▶ Work instructions:
From the records below, copy each line in which the string "Blast" occurs.

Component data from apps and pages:
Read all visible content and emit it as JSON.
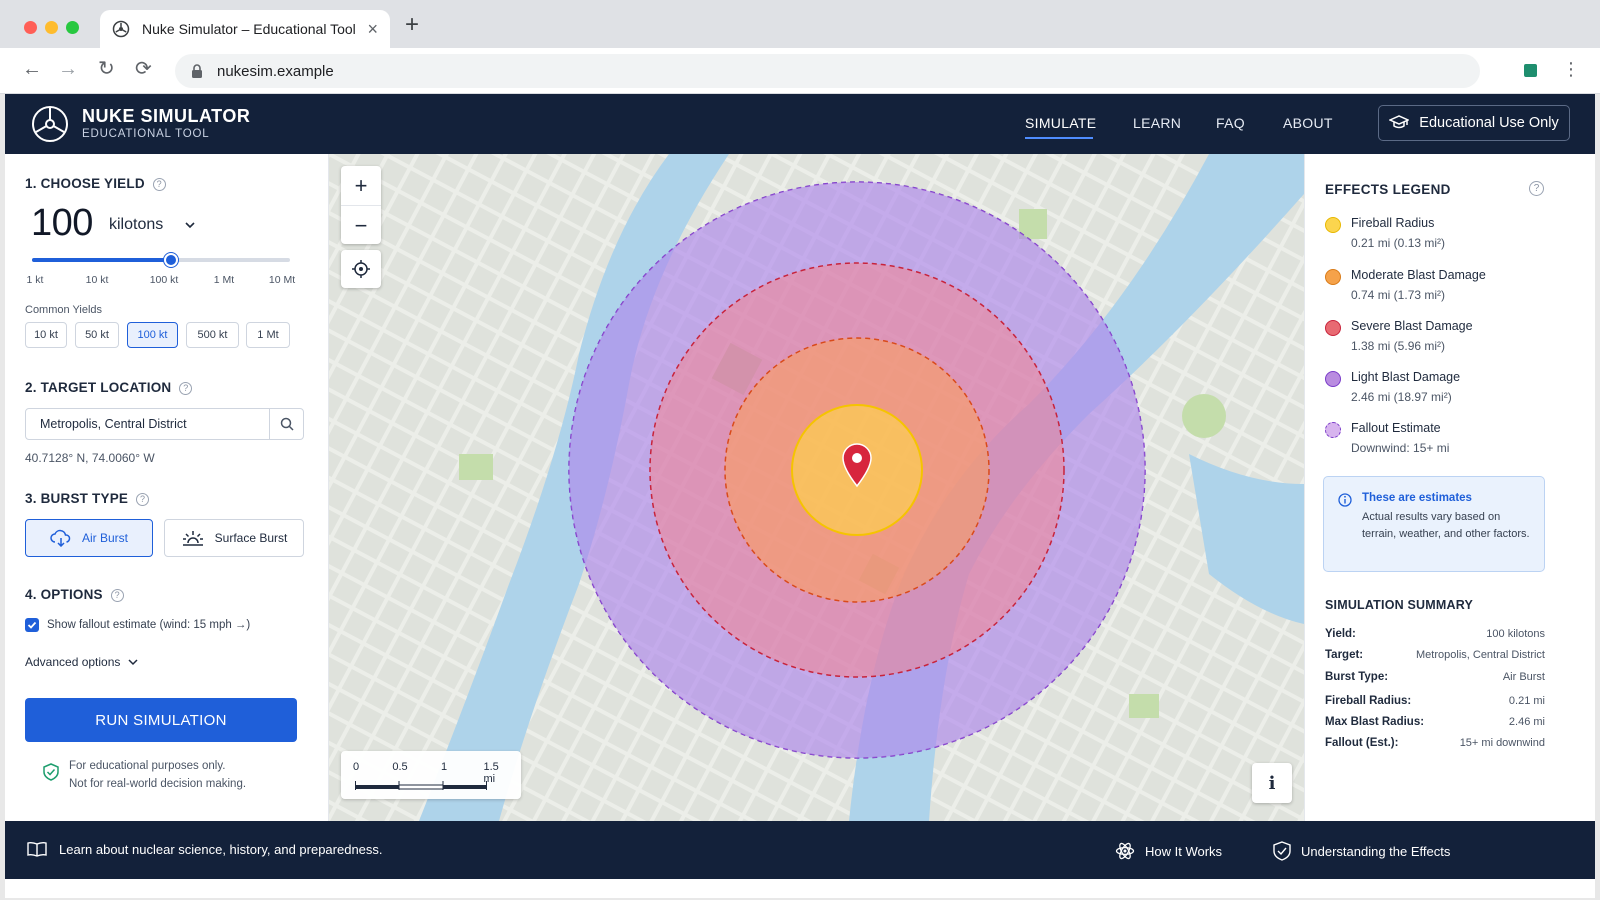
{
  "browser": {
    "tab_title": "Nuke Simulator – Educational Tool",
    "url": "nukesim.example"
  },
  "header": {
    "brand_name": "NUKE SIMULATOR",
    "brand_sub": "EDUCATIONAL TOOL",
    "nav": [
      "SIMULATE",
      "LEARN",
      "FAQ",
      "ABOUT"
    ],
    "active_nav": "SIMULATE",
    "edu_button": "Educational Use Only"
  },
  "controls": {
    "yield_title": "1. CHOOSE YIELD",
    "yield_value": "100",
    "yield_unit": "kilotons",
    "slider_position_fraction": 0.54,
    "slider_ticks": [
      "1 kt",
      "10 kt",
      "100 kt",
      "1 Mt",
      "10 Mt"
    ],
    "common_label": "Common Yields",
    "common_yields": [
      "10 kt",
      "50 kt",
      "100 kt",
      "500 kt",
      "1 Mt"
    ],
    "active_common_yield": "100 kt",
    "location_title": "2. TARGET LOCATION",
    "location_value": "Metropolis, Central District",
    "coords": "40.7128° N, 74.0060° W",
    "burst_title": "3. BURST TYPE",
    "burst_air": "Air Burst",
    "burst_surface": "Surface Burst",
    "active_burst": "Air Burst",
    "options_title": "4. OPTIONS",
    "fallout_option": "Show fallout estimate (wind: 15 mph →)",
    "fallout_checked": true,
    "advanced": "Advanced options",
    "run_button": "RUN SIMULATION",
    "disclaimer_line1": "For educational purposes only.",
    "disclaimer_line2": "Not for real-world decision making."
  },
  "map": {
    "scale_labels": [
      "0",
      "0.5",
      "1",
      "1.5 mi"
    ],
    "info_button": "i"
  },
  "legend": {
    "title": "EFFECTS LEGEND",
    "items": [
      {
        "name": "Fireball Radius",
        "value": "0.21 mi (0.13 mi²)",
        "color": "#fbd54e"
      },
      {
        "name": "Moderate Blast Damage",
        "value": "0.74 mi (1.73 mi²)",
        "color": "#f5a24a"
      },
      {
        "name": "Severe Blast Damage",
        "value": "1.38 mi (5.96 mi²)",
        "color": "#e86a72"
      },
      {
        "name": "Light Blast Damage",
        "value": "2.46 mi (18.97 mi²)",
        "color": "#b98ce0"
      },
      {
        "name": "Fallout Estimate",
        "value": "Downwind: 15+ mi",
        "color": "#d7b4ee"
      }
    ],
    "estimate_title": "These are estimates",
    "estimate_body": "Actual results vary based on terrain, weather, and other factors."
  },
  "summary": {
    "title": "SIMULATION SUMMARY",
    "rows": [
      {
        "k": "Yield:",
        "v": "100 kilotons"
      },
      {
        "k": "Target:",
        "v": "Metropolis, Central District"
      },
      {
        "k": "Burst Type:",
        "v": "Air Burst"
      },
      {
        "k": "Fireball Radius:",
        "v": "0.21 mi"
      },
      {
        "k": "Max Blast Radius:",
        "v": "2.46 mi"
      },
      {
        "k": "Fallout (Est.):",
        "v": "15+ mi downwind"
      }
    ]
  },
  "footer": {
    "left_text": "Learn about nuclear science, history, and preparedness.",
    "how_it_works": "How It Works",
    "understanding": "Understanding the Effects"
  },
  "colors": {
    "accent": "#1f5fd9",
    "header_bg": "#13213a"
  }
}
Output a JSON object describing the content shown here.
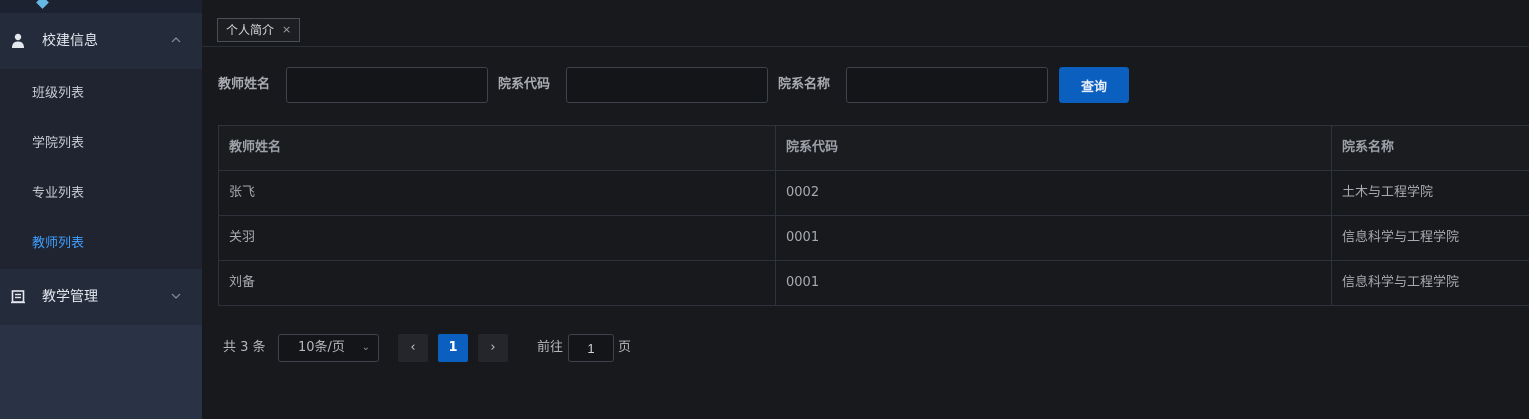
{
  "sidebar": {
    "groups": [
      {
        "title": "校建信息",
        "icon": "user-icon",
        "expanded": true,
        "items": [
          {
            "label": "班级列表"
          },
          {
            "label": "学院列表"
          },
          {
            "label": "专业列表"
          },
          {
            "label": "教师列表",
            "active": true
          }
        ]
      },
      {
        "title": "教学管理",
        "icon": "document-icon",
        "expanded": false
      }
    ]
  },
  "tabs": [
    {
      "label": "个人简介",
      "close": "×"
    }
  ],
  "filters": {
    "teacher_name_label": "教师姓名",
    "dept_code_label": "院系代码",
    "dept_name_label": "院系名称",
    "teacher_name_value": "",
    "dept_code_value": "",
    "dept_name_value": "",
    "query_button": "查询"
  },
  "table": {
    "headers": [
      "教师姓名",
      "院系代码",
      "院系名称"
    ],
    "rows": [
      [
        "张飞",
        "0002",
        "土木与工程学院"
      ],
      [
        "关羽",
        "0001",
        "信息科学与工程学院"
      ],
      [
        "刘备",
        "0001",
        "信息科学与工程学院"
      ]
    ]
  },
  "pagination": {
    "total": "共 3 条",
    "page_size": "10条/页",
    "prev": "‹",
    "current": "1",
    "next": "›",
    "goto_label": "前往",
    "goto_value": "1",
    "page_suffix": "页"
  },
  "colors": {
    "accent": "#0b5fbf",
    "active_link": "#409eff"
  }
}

▶ Answer section:
        "name": "Moderate Blast Damage",
        "name": "Severe Blast Damage",
        "name": "Light Blast Damage",
        "k": "Max Blast Radius:",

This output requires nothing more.